Sappho was born between 630 BC and 612 BC on the small Isle of Lesbos in the town of Eresos. Although little is known about Sappho's life, educated guesses can be drawn from her writings.
It is believed that Sappho was the daughter of an aristocratic family, Scamander and Cleïs, and to have had three brothers. It is also said that she was married and had a child, Cleïs. The origin of the child however is unkown as the word "pais" was used to describe her.
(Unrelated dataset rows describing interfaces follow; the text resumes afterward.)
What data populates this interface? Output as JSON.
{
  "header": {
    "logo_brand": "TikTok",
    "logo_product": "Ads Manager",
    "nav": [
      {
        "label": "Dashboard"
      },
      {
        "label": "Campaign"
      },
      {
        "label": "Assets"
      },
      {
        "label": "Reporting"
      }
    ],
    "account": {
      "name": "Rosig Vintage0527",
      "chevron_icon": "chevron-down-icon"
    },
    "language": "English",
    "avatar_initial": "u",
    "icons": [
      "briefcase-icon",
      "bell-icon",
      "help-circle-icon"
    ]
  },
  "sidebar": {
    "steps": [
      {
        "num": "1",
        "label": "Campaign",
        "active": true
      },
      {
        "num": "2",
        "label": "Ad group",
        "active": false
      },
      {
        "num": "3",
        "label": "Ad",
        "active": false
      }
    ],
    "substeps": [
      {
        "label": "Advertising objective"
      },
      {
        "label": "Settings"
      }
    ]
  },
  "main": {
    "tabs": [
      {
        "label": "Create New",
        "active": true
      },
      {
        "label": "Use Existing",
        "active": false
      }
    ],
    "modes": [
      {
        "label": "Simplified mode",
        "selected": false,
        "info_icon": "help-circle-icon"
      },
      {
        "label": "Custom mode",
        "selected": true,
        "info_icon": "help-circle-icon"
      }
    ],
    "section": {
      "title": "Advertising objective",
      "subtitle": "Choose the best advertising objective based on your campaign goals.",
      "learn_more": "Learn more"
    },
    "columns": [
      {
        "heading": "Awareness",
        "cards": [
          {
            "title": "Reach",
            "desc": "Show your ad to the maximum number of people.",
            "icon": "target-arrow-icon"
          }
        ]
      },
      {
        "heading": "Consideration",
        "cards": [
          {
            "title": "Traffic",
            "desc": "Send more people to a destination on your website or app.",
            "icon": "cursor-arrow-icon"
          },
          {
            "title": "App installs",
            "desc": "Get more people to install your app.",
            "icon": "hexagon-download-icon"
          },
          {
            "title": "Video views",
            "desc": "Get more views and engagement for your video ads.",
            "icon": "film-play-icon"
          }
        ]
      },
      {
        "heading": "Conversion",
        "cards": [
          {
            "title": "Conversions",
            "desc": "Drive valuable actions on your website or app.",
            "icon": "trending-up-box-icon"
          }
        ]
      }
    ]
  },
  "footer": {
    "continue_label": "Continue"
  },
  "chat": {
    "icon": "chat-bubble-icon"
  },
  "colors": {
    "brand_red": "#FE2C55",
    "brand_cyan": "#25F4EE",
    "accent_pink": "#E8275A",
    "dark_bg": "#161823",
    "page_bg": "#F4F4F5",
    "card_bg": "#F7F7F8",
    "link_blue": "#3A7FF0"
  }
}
The word is often used to indicate a slave or other young girl, rather than a daughter.
Sappho wrote about her time spent in Lydia, one of the wealthiest and powerful countries, with friends and the ladies of Sardis along with dancing, religion and parading armies.
Once the violent coup led by Pittacus took place in Lesbos, Sappho and other members of the aristocracy were exiled, including fellow poet Alcaeus. Her poetry speaks of her mistreatment in the following years spent before moving to Syracuse on the island of Sicily. Before her arrival at the city, the people built a statue of her as a welcome. Once Pittacus was no longer in power in 581 BC, Sappho's was free to return to her homeland.
Sappho is believed to have died around 570 BC. It is unknown what the cause of death was. However, one tradition suggests she jumped off Leucadian cliffs for her love of Phaon, a ferryman.
As some of her love poems are addressed to women, she has long been considered a homosexual. The word "lesbian" is derived from the island of Lesbos because of her. As well, the word "sapphic" comes from her name.
Sappho is said to have been the first published female poet and the first modern poet.